Web page and app entries:

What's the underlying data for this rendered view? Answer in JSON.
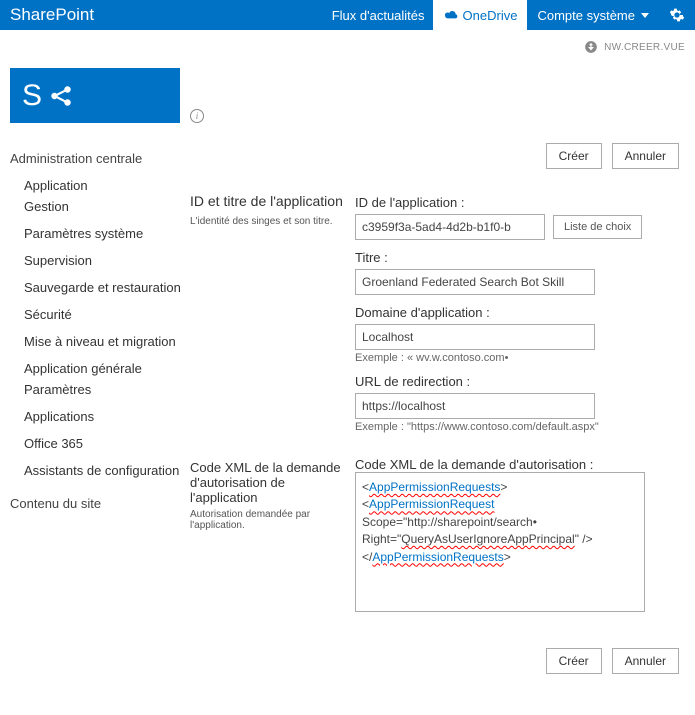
{
  "topbar": {
    "brand": "SharePoint",
    "newsfeed_label": "Flux d'actualités",
    "onedrive_label": "OneDrive",
    "account_label": "Compte système",
    "share_label": "NW.CREER.VUE"
  },
  "nav": {
    "header": "Administration centrale",
    "items": [
      "Application",
      "Gestion",
      "Paramètres système",
      "Supervision",
      "Sauvegarde et restauration",
      "Sécurité",
      "Mise à niveau et migration",
      "Application générale",
      "Paramètres",
      "Applications",
      "Office 365",
      "Assistants de configuration"
    ],
    "footer": "Contenu du site"
  },
  "actions": {
    "create": "Créer",
    "cancel": "Annuler"
  },
  "section_id": {
    "title": "ID et titre de l'application",
    "desc": "L'identité des singes et son titre."
  },
  "section_perm": {
    "title": "Code XML de la demande d'autorisation de l'application",
    "desc": "Autorisation demandée par l'application."
  },
  "form": {
    "appid_label": "ID de l'application :",
    "appid_value": "c3959f3a-5ad4-4d2b-b1f0-b",
    "lookup_label": "Liste de choix",
    "title_label": "Titre :",
    "title_value": "Groenland Federated Search Bot Skill",
    "domain_label": "Domaine d'application :",
    "domain_value": "Localhost",
    "domain_example": "Exemple : « wv.w.contoso.com•",
    "redirect_label": "URL de redirection :",
    "redirect_value": "https://localhost",
    "redirect_example": "Exemple : \"https://www.contoso.com/default.aspx\"",
    "xml_label": "Code XML de la demande d'autorisation :",
    "xml_parts": {
      "l1": "AppPermissionRequests",
      "l2": "AppPermissionRequest",
      "l3a": "Scope=\"http://sharepoint/search•",
      "l3b": "Right=\"",
      "l3c": "QueryAsUserIgnoreAppPrincipal",
      "l3d": "\" />",
      "l4": "AppPermissionRequests"
    }
  }
}
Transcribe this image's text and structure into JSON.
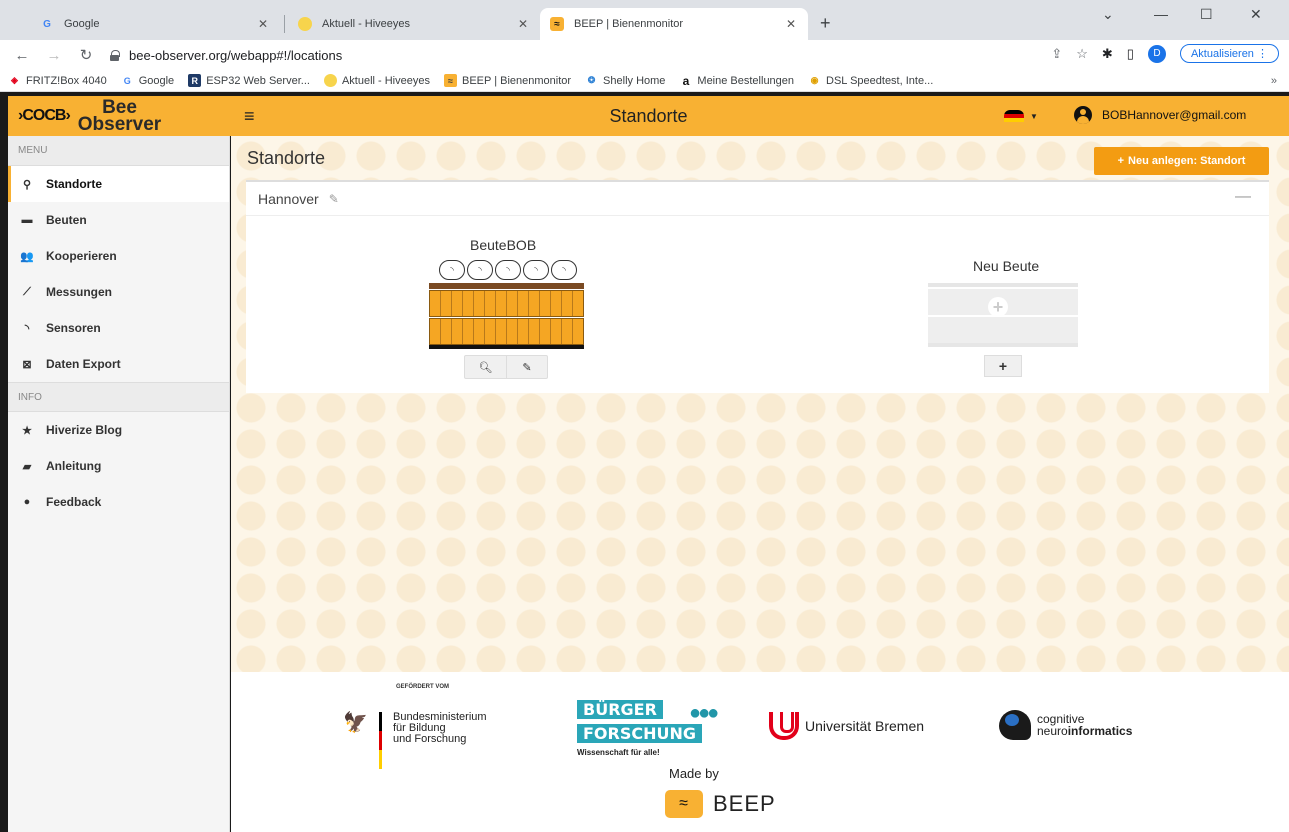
{
  "browser": {
    "tabs": [
      {
        "title": "Google",
        "favicon": "G"
      },
      {
        "title": "Aktuell - Hiveeyes",
        "favicon": ""
      },
      {
        "title": "BEEP | Bienenmonitor",
        "favicon": ""
      }
    ],
    "url": "bee-observer.org/webapp#!/locations",
    "update_label": "Aktualisieren",
    "profile_initial": "D",
    "bookmarks": [
      {
        "label": "FRITZ!Box 4040",
        "icon": "fritz-icon"
      },
      {
        "label": "Google",
        "icon": "G"
      },
      {
        "label": "ESP32 Web Server...",
        "icon": "R"
      },
      {
        "label": "Aktuell - Hiveeyes",
        "icon": "hiveeyes-icon"
      },
      {
        "label": "BEEP | Bienenmonitor",
        "icon": "beep-icon"
      },
      {
        "label": "Shelly Home",
        "icon": "shelly-icon"
      },
      {
        "label": "Meine Bestellungen",
        "icon": "a"
      },
      {
        "label": "DSL Speedtest, Inte...",
        "icon": "speedtest-icon"
      }
    ]
  },
  "header": {
    "logo_line1": "Bee",
    "logo_line2": "Observer",
    "logo_mark": "›COCB›",
    "title": "Standorte",
    "user_email": "BOBHannover@gmail.com",
    "accent_color": "#f8b133"
  },
  "sidebar": {
    "menu_header": "MENU",
    "info_header": "INFO",
    "menu_items": [
      {
        "label": "Standorte",
        "icon": "map-marker-icon",
        "active": true
      },
      {
        "label": "Beuten",
        "icon": "archive-icon"
      },
      {
        "label": "Kooperieren",
        "icon": "users-icon"
      },
      {
        "label": "Messungen",
        "icon": "line-chart-icon"
      },
      {
        "label": "Sensoren",
        "icon": "rss-icon"
      },
      {
        "label": "Daten Export",
        "icon": "export-icon"
      }
    ],
    "info_items": [
      {
        "label": "Hiverize Blog",
        "icon": "star-icon"
      },
      {
        "label": "Anleitung",
        "icon": "book-icon"
      },
      {
        "label": "Feedback",
        "icon": "comment-icon"
      }
    ]
  },
  "main": {
    "page_title": "Standorte",
    "new_button_label": "Neu anlegen: Standort",
    "location": {
      "name": "Hannover",
      "hives": [
        {
          "name": "BeuteBOB",
          "sensor_count": 5
        }
      ],
      "new_hive_label": "Neu Beute"
    }
  },
  "footer": {
    "funded_by": "GEFÖRDERT VOM",
    "bmbf_line1": "Bundesministerium",
    "bmbf_line2": "für Bildung",
    "bmbf_line3": "und Forschung",
    "buerger_line1": "BÜRGER",
    "buerger_line2": "FORSCHUNG",
    "buerger_sub": "Wissenschaft für alle!",
    "uni_bremen": "Universität Bremen",
    "cn_line1": "cognitive",
    "cn_line2_light": "neuro",
    "cn_line2_bold": "informatics",
    "made_by": "Made by",
    "beep": "BEEP"
  }
}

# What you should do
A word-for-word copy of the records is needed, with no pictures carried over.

# Answer for the task
What's the underlying data for this rendered view? Answer in JSON.
{
  "topbar": {
    "brand": "SharePoint",
    "newsfeed_label": "Flux d'actualités",
    "onedrive_label": "OneDrive",
    "account_label": "Compte système",
    "share_label": "NW.CREER.VUE"
  },
  "nav": {
    "header": "Administration centrale",
    "items": [
      "Application",
      "Gestion",
      "Paramètres système",
      "Supervision",
      "Sauvegarde et restauration",
      "Sécurité",
      "Mise à niveau et migration",
      "Application générale",
      "Paramètres",
      "Applications",
      "Office 365",
      "Assistants de configuration"
    ],
    "footer": "Contenu du site"
  },
  "actions": {
    "create": "Créer",
    "cancel": "Annuler"
  },
  "section_id": {
    "title": "ID et titre de l'application",
    "desc": "L'identité des singes et son titre."
  },
  "section_perm": {
    "title": "Code XML de la demande d'autorisation de l'application",
    "desc": "Autorisation demandée par l'application."
  },
  "form": {
    "appid_label": "ID de l'application :",
    "appid_value": "c3959f3a-5ad4-4d2b-b1f0-b",
    "lookup_label": "Liste de choix",
    "title_label": "Titre :",
    "title_value": "Groenland Federated Search Bot Skill",
    "domain_label": "Domaine d'application :",
    "domain_value": "Localhost",
    "domain_example": "Exemple : « wv.w.contoso.com•",
    "redirect_label": "URL de redirection :",
    "redirect_value": "https://localhost",
    "redirect_example": "Exemple : \"https://www.contoso.com/default.aspx\"",
    "xml_label": "Code XML de la demande d'autorisation :",
    "xml_parts": {
      "l1": "AppPermissionRequests",
      "l2": "AppPermissionRequest",
      "l3a": "Scope=\"http://sharepoint/search•",
      "l3b": "Right=\"",
      "l3c": "QueryAsUserIgnoreAppPrincipal",
      "l3d": "\" />",
      "l4": "AppPermissionRequests"
    }
  }
}
Transcribe this image's text and structure into JSON.
{
  "browser": {
    "tabs": [
      {
        "title": "Google",
        "favicon": "G"
      },
      {
        "title": "Aktuell - Hiveeyes",
        "favicon": ""
      },
      {
        "title": "BEEP | Bienenmonitor",
        "favicon": ""
      }
    ],
    "url": "bee-observer.org/webapp#!/locations",
    "update_label": "Aktualisieren",
    "profile_initial": "D",
    "bookmarks": [
      {
        "label": "FRITZ!Box 4040",
        "icon": "fritz-icon"
      },
      {
        "label": "Google",
        "icon": "G"
      },
      {
        "label": "ESP32 Web Server...",
        "icon": "R"
      },
      {
        "label": "Aktuell - Hiveeyes",
        "icon": "hiveeyes-icon"
      },
      {
        "label": "BEEP | Bienenmonitor",
        "icon": "beep-icon"
      },
      {
        "label": "Shelly Home",
        "icon": "shelly-icon"
      },
      {
        "label": "Meine Bestellungen",
        "icon": "a"
      },
      {
        "label": "DSL Speedtest, Inte...",
        "icon": "speedtest-icon"
      }
    ]
  },
  "header": {
    "logo_line1": "Bee",
    "logo_line2": "Observer",
    "logo_mark": "›COCB›",
    "title": "Standorte",
    "user_email": "BOBHannover@gmail.com",
    "accent_color": "#f8b133"
  },
  "sidebar": {
    "menu_header": "MENU",
    "info_header": "INFO",
    "menu_items": [
      {
        "label": "Standorte",
        "icon": "map-marker-icon",
        "active": true
      },
      {
        "label": "Beuten",
        "icon": "archive-icon"
      },
      {
        "label": "Kooperieren",
        "icon": "users-icon"
      },
      {
        "label": "Messungen",
        "icon": "line-chart-icon"
      },
      {
        "label": "Sensoren",
        "icon": "rss-icon"
      },
      {
        "label": "Daten Export",
        "icon": "export-icon"
      }
    ],
    "info_items": [
      {
        "label": "Hiverize Blog",
        "icon": "star-icon"
      },
      {
        "label": "Anleitung",
        "icon": "book-icon"
      },
      {
        "label": "Feedback",
        "icon": "comment-icon"
      }
    ]
  },
  "main": {
    "page_title": "Standorte",
    "new_button_label": "Neu anlegen: Standort",
    "location": {
      "name": "Hannover",
      "hives": [
        {
          "name": "BeuteBOB",
          "sensor_count": 5
        }
      ],
      "new_hive_label": "Neu Beute"
    }
  },
  "footer": {
    "funded_by": "GEFÖRDERT VOM",
    "bmbf_line1": "Bundesministerium",
    "bmbf_line2": "für Bildung",
    "bmbf_line3": "und Forschung",
    "buerger_line1": "BÜRGER",
    "buerger_line2": "FORSCHUNG",
    "buerger_sub": "Wissenschaft für alle!",
    "uni_bremen": "Universität Bremen",
    "cn_line1": "cognitive",
    "cn_line2_light": "neuro",
    "cn_line2_bold": "informatics",
    "made_by": "Made by",
    "beep": "BEEP"
  }
}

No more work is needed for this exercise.